===== Available data

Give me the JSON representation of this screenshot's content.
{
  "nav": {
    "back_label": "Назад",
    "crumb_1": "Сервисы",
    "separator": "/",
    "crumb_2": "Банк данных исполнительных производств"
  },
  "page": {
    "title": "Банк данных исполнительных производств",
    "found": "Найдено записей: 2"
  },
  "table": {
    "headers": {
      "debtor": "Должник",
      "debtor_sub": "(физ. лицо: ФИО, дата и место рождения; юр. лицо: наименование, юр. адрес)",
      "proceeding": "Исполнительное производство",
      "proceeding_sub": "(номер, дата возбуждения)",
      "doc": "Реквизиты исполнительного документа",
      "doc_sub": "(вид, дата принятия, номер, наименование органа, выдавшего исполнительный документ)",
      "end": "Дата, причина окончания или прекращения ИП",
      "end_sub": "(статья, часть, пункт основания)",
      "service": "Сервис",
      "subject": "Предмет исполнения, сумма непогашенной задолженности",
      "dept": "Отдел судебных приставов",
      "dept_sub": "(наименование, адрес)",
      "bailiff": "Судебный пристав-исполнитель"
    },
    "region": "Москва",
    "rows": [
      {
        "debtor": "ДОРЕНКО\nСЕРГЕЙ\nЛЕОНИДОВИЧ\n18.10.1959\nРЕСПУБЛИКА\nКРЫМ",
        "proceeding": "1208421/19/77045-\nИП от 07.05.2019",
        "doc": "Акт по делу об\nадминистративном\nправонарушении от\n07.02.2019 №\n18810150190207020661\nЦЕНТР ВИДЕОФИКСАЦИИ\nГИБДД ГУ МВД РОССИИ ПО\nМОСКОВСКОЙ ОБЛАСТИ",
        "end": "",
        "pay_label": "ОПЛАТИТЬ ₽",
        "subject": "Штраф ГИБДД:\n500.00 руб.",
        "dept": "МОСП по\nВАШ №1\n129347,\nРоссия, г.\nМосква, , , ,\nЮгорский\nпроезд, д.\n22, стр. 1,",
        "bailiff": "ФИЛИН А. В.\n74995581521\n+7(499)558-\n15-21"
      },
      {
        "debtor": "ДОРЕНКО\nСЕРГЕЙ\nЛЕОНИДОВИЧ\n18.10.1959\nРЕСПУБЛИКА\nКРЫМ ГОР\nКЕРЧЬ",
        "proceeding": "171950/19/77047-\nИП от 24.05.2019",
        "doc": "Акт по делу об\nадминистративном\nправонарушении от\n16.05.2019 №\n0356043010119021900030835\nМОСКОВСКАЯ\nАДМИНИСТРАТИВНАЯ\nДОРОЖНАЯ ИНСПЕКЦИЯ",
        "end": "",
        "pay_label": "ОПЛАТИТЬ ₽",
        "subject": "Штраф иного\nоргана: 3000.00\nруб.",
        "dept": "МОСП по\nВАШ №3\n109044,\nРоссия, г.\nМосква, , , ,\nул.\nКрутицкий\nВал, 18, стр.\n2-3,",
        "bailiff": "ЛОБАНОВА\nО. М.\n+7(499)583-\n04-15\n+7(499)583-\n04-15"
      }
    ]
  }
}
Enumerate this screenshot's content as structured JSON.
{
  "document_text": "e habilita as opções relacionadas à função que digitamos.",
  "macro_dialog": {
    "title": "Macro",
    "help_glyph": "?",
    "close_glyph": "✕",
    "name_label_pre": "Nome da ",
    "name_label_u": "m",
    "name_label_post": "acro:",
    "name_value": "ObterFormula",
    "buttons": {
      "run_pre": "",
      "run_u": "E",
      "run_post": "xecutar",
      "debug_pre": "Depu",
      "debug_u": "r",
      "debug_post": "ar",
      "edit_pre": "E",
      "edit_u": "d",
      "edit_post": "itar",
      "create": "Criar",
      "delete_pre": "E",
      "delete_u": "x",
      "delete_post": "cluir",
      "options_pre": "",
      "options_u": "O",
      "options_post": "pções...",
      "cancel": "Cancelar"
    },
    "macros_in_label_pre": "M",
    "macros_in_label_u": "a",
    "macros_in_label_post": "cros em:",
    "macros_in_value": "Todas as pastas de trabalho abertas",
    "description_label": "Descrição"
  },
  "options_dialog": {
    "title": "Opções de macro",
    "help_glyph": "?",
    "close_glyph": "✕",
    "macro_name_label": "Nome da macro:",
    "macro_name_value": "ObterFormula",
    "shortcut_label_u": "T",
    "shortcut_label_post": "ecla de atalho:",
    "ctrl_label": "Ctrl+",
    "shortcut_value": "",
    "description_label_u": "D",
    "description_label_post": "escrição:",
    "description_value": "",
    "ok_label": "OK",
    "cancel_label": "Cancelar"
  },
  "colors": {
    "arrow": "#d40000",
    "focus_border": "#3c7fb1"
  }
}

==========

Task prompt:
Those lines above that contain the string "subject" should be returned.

Solution to this exercise:
      "subject": "Предмет исполнения, сумма непогашенной задолженности",
        "subject": "Штраф ГИБДД:\n500.00 руб.",
        "subject": "Штраф иного\nоргана: 3000.00\nруб.",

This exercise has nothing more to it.